JpGU-AGU Joint Meeting 2020

Presentation information

[E] Poster

M (Multidisciplinary and Interdisciplinary) » M-IS Intersection

[M-IS07] Aqua planetology

convener:Yasuhito Sekine(Earth-Life Science Insitute, Tokyo Institute of Technology), Hidenori Genda(Earth-Life Science Institute, Tokyo Institute of Technology), Keisuke Fukushi(Institute of Nature & Environmental Technology, Kanazawa University), Tomohiro Usui(Japan Aerospace Exploration Agency)

[MIS07-P03] H2-rich hydrothermal environment in the Enceladus’ subsurface ocean

*Takazo Shibuya1, Sota Numaho1,2, Hisahiro Ueda1, Sakiko Kikuchi1, Yutaro Takaya3, Takuya Saito1, Mariko Abe1, Masaru Tomita2, Ken Takai1 (1.Japan Agency for Marine-Earth Science and Technology, 2.Keio University, 3.Waseda University)
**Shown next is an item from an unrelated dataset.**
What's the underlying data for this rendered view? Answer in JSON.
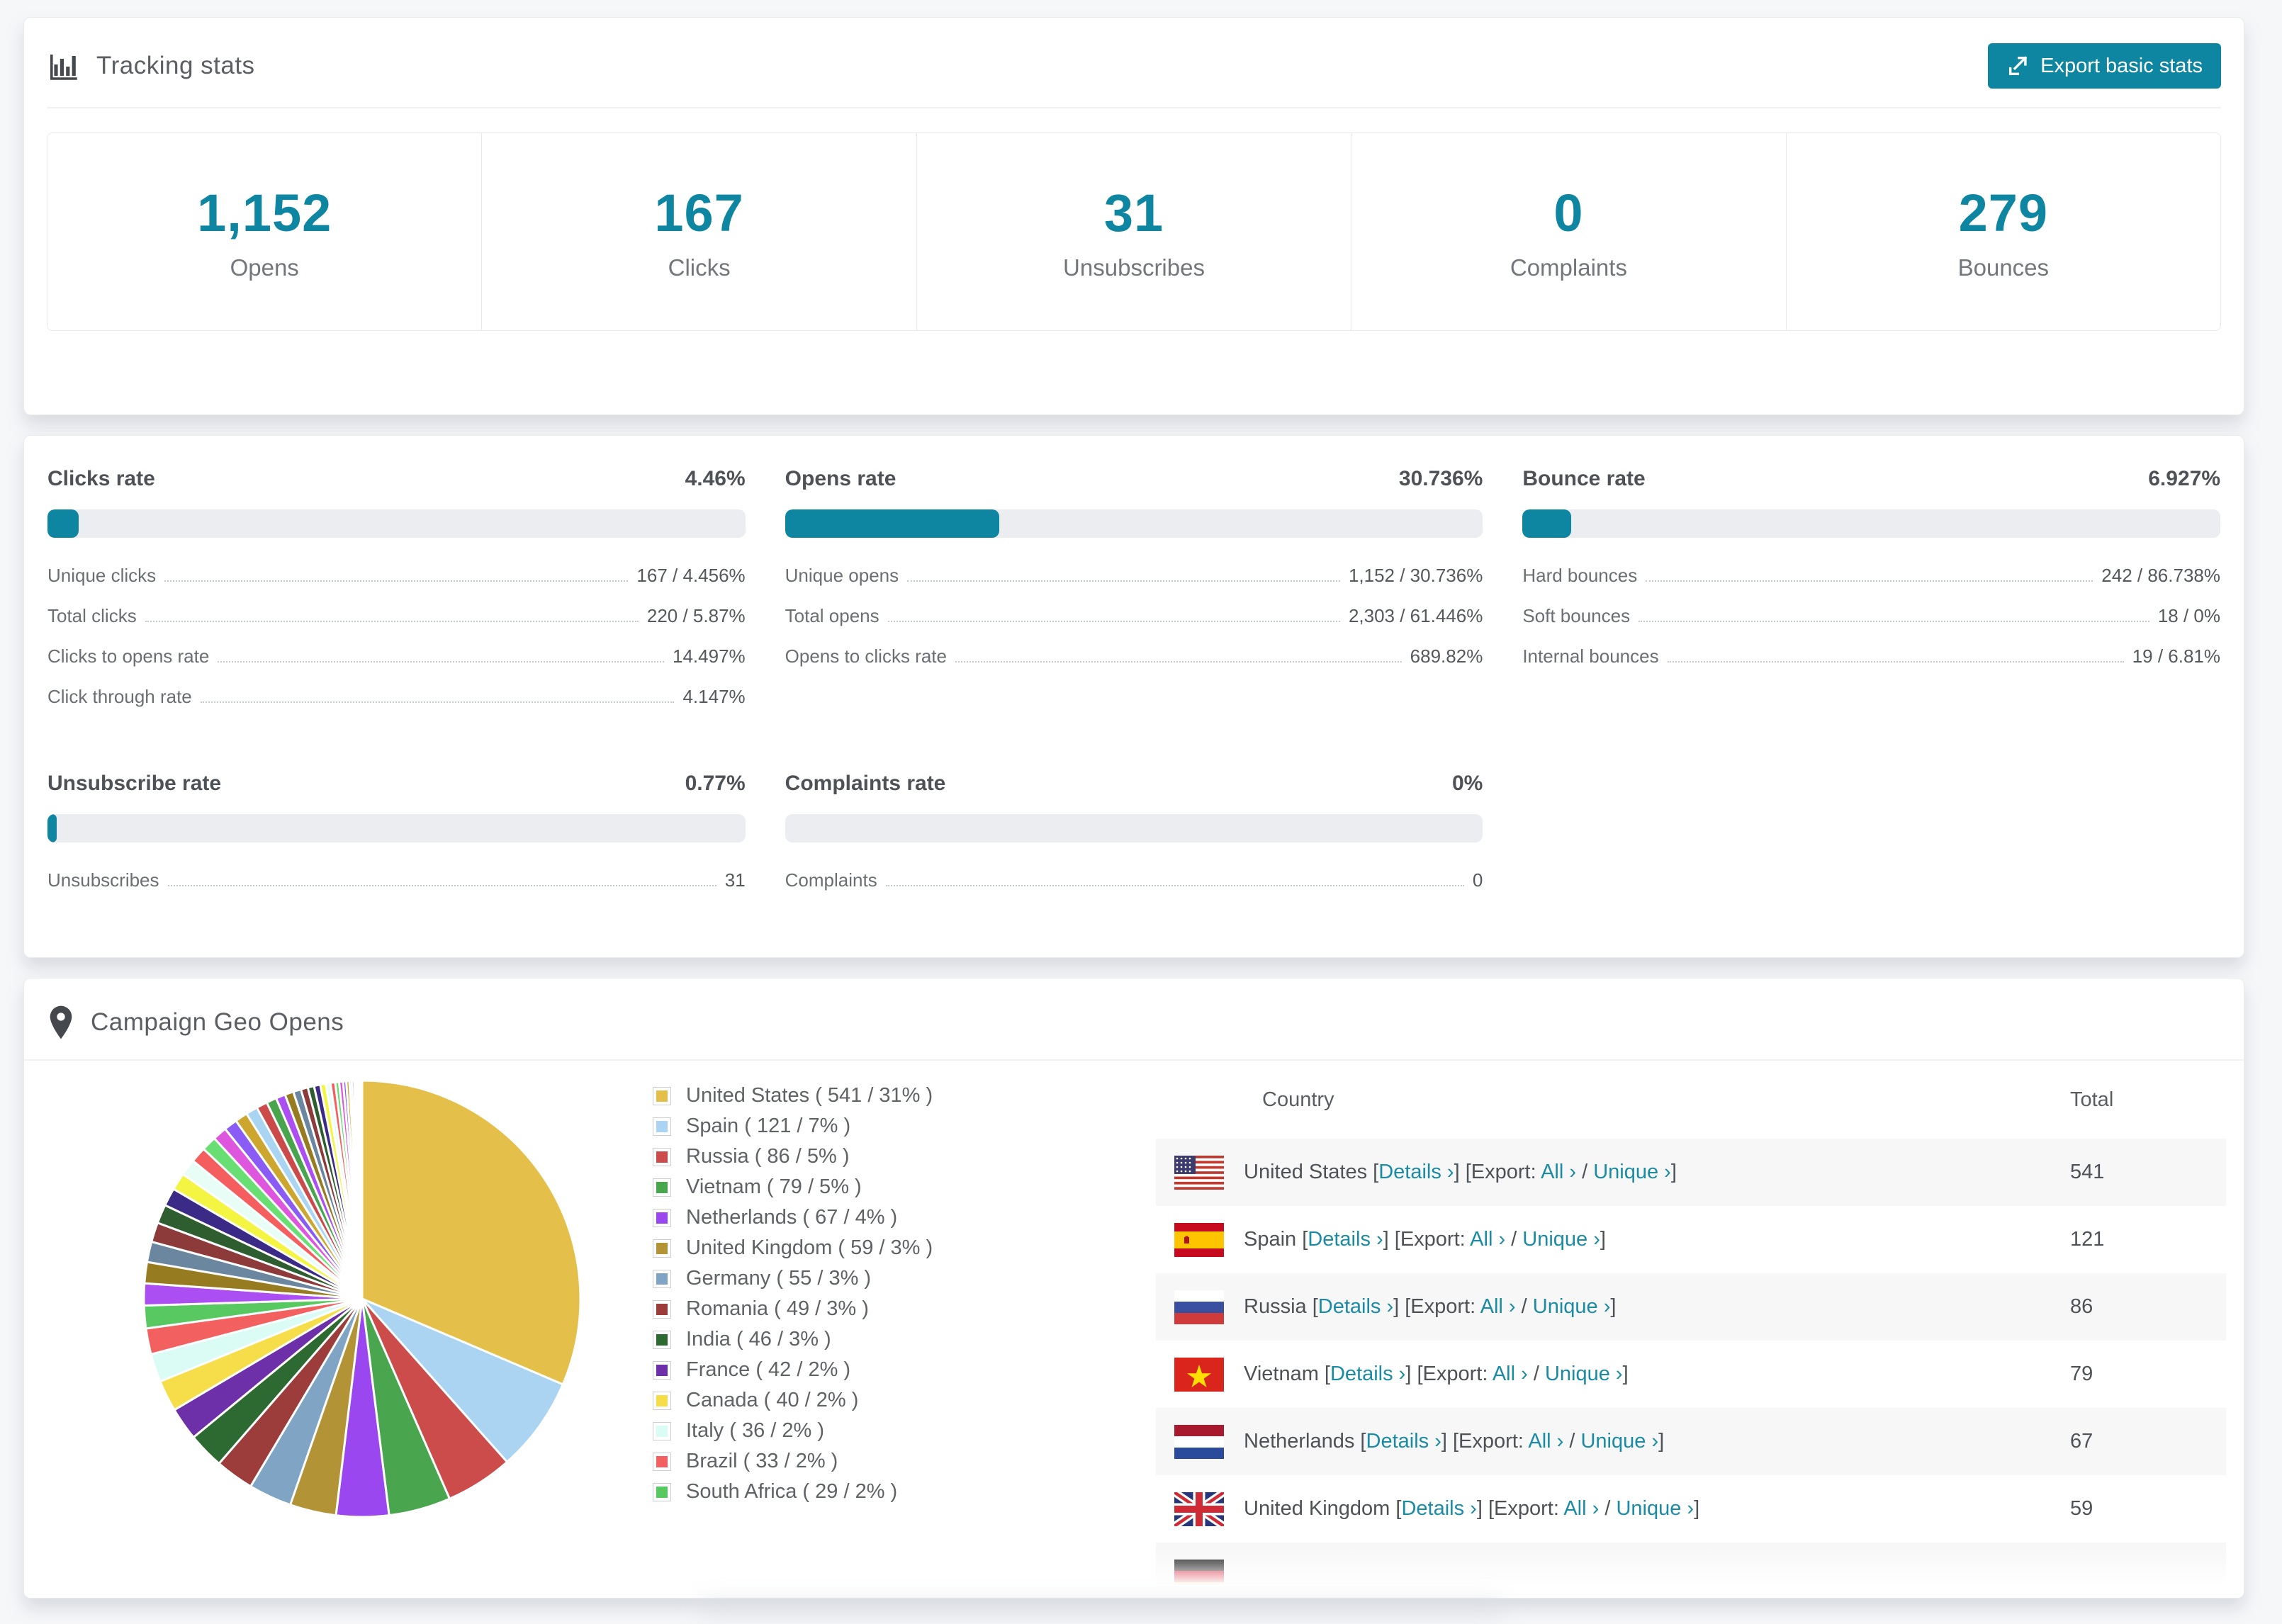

Saturn's icy moon Enceladus has a global ocean beneath the icy crust and is presently discharging water-vapor plume from its south pole. The discovery of silica nanoparticles derived from the plume strongly suggested the presence of ongoing seafloor hydrothermal activities hosted by chondritic rocky core (Hsu et al., 2015; Sekine et al., 2015). Furthermore, the Cassini spacecraft detected molecular hydrogen (H2) from the plume, which pointed to the energetic habitability of H2-utilizing living forms sustained by the hydrothermal serpentinization of the rocky core (Waite et al., 2017). In this work, we conducted a hydrothermal experiment using synthetic metal-free chondrite and alkaline fluids at 200 °C, 200 bars to assess (1) whether the serpentinization of rocky core has the potential to satisfy the observed hydrogen flux from the subsurface ocean to the space and (2) the habitability of H2-utilizing living forms based on the H2 concentration of potential hydrothermal fluid generated in the seafloor hydrothermal systems.

The results show that the H2 concentration in the fluid increased up to 14.6 mmol/kg 5,760 hours after the beginning of the experiment, which indicates that water-chondrite reactions likely generate H2-rich hydrothermal fluid. 3D tidal heating simulations indicates that more than 10 GW of heat can be generated by tidal friction and that water transport in the tidally heated permeable core can also generate hotspots (1–5 GW) at the seafloor in the south pole region (Choblet et al., 2017). If it is assumed that the heat flux of hotspots is totally carried by 200-degree C hydrothermal venting, the H2 flux at the south pole seafloor is estimated to be 5.2×10^8–2.6×10^9 mol/year, corresponding to 10–260 % of the H2 flux (1–5×10^9 mol/year) observed by Cassini spacecraft. Therefore, the observed H2 flux can be partially or completely explained by hydrothermal activities near the south pole hotspots. Of course, if lower-temperature but global hydrothermal activities are present, the seafloor water-chondrite reactions would sufficiently account for the observed H2 flux.

The high H2 concentration of fluid in the experiment corresponds to those of peridotite-hosted seafloor hydrothermal systems on Earth. Considering that hydrogenotrophic methanogens certainly exist in most of the terrestrial peridotite-hosted hydrothermal systems, the results suggest that the hydrothermal systems on Enceladus are capable of sustaining hydrogenotrophic methanogenesis if temperature of venting hydrothermal fluids is close to 200 degrees C. Further water-chondrite experiments at temperatures lower than 200 degrees C would provide more constraints on the temperature of hydrothermal systems and the habitability of H2-utilizing living forms within Enceladus.